facebook twitter instagram linkedin google youtube vimeo tumblr yelp rss email podcast phone blog search brokercheck brokercheck Play Pause
Rising Inflation and How to control Rising Prices Thumbnail

Rising Inflation and How to control Rising Prices

A Year of Rising Inflation

Consumer prices in the US increased 7% over the last year, the highest rate of inflation since 1982.  Here’s a breakdown of price increases from the latest CPI report:

  • Gasoline: +49.6%
  • Fuel Oil: +41.0%
  • Used Cars: +37.3%
  • Gas Utilities: +24.1%
  • Meats/Fish/Poultry/Eggs: +12.5%
  • New Cars: +11.8%
  • Overall CPI: +7.0%
  • Food at home: +6.5%
  • Electricity: +6.3%
  • Food away from home: +6.0%
  • Apparel: +5.8%
  • Transportation: +4.2%
  • Shelter: +4.1%

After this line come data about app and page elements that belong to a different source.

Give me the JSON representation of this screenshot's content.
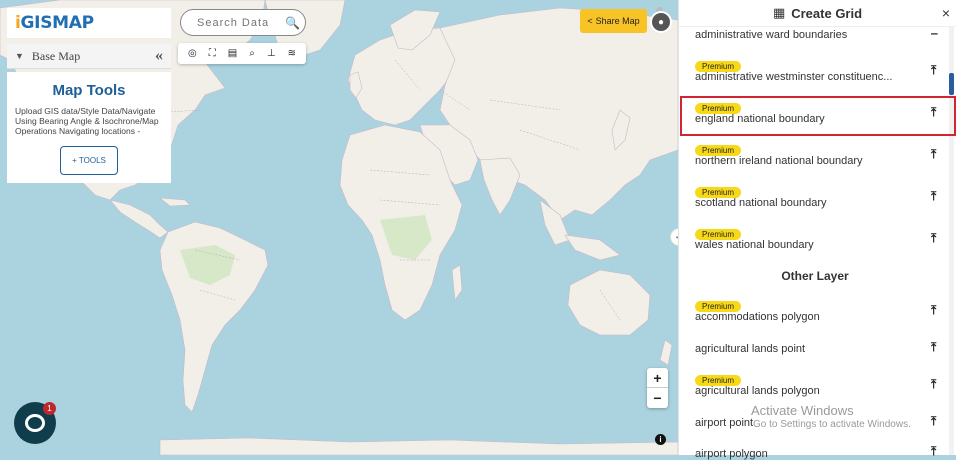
{
  "logo": {
    "text": "GISMAP",
    "prefix": "i"
  },
  "basemap": {
    "label": "Base Map"
  },
  "map_tools": {
    "title": "Map Tools",
    "description": "Upload GIS data/Style Data/Navigate Using Bearing Angle & Isochrone/Map Operations Navigating locations -",
    "button": "+ TOOLS"
  },
  "search": {
    "placeholder": "Search Data"
  },
  "toolbar": {
    "icons": [
      "locate-icon",
      "fullscreen-icon",
      "print-icon",
      "zoom-search-icon",
      "measure-icon",
      "layers-icon"
    ]
  },
  "share": {
    "label": "Share Map"
  },
  "zoom": {
    "in": "+",
    "out": "−"
  },
  "info": {
    "label": "i"
  },
  "chat": {
    "badge": "1"
  },
  "panel": {
    "title": "Create Grid",
    "close": "×",
    "premium_label": "Premium",
    "section": "Other Layer",
    "layers": [
      {
        "name": "administrative ward boundaries",
        "premium": false
      },
      {
        "name": "administrative westminster constituenc...",
        "premium": true
      },
      {
        "name": "england national boundary",
        "premium": true,
        "selected": true
      },
      {
        "name": "northern ireland national boundary",
        "premium": true
      },
      {
        "name": "scotland national boundary",
        "premium": true
      },
      {
        "name": "wales national boundary",
        "premium": true
      }
    ],
    "other_layers": [
      {
        "name": "accommodations polygon",
        "premium": true
      },
      {
        "name": "agricultural lands point",
        "premium": false
      },
      {
        "name": "agricultural lands polygon",
        "premium": true
      },
      {
        "name": "airport point",
        "premium": false
      },
      {
        "name": "airport polygon",
        "premium": false
      }
    ]
  },
  "watermark": {
    "title": "Activate Windows",
    "subtitle": "Go to Settings to activate Windows."
  },
  "colors": {
    "accent": "#1e5f99",
    "premium": "#f7d917",
    "highlight": "#d12631",
    "share": "#f7c325",
    "water": "#aad3df",
    "land": "#f2efe9"
  }
}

Of all these categories, the most surprising has been the sustained price increases in used cars and trucks, which are 37% higher than a year ago.  Supply chain issues in semiconductors continue to be a contributing factor that has not yet abated, so for now, the supply/demand imbalance remains.

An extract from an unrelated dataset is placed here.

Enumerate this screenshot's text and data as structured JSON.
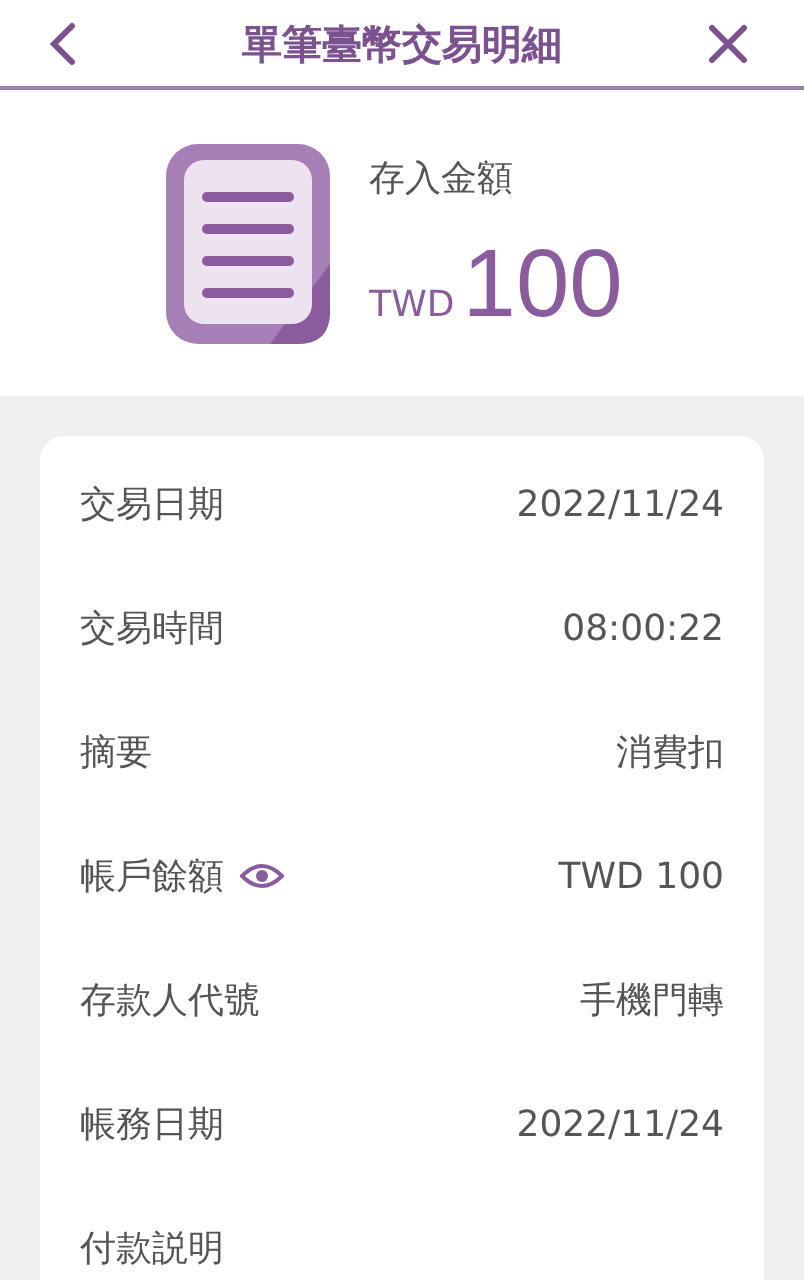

There is strong evidence pointing to the actual inflation number being higher and that we'll likely see CPI trending higher over the upcoming months.


The CPI index (inflation) is calculated on a 12-month trailing basis to show the price changes in the goods and services we use as a society.  Consider when supply shortages started and when you started to see real estate values in your own neighborhood begin to increase.  Much of this started in the spring and summer of last year.

Also consider that 33% of the CPI index is in the "shelter" (housing) category, which was estimated to have increased only 4.1% over the last year. What's the problem with that number?

US home prices were up 19% year-over-year, which is one of the largest annual increases ever!

Actual rents were up 17.8% in 2021, the highest increase on record.

How to slow rising prices (and tame inflation) ?

That is the question everyone is asking and the answer is easy, STOP the cheap supply of money.  

As it pertains to the booming housing market, it will slow as interest rates rise.  When mortgage rates rise, the affordability of a home for the average consumer declines, meaning a higher monthly mortgage payment.

The 30-year mortgage rate in the U.S. rose to 3.45% last week, its highest level since March 2020. Only a year ago it hit a record low of 2.65%.

Why are mortgage rates finally moving higher?

They are losing the artificial support of the Federal Reserve ("Fed"), who started slowing down their purchases of mortgage bonds last December and are expected to end all quantitative easing by March.

Additionally, the Fed is now expected to hike rates 4 times this year, with a year-end Fed Funds Rate of 1.00-1.25%. The bond market is quickly repricing to this new reality, with yields racing back to pre-pandemic levels.

Even with 4 rate hikes, current monetary policy could hardly be described as restrictive, but this is an important change nonetheless, as the beginning of the end of easy money has arrived (for now).

Is Inflation the new normal?

Is inflation transitory or permanent?  This is a hotly debated topic, especially since inflation is difficult to forecast and the markets haven't been great at predicting long-term levels of inflation. It’s important to note that the market perceives these elevated price levels to be more temporary in nature and less a permanent structural shift. The market uses “breakeven rates” to show what the perceived level of inflation will be across various maturities into the future, by calculating the difference in yields between treasury inflation-protected bonds (TIPS) and regular treasury bonds.

There are reasons this post-pandemic inflation is transitory (supply shortages, elevated asset prices, surging consumer demand, rising interest rates), while there are other reasons that price levels could remain elevated more permanently (demographics, wage gains are sticky, housing supply shortages, excess liquidity).

Often times, the answer can be found somewhere in the middle. This story will be closely monitored by central banks and investors alike for the weeks, months, and years to come.

As we outlined in our 2022 outlook, we are expecting a very choppy year where inflation and interest rates will be one of the biggest contributors to volatility.  As interest rates rise, there will be a a repricing of asset values, including real estate, automobiles, stocks and bonds.  How do rising interest rates and changes in Central Bank policy impact various areas of the markets? We continue to study and review research on past inflationary periods for a roadmap on where investors should be allocated through this period of time.

If you have questions or to review how your portfolio is allocated, please contact us to discuss.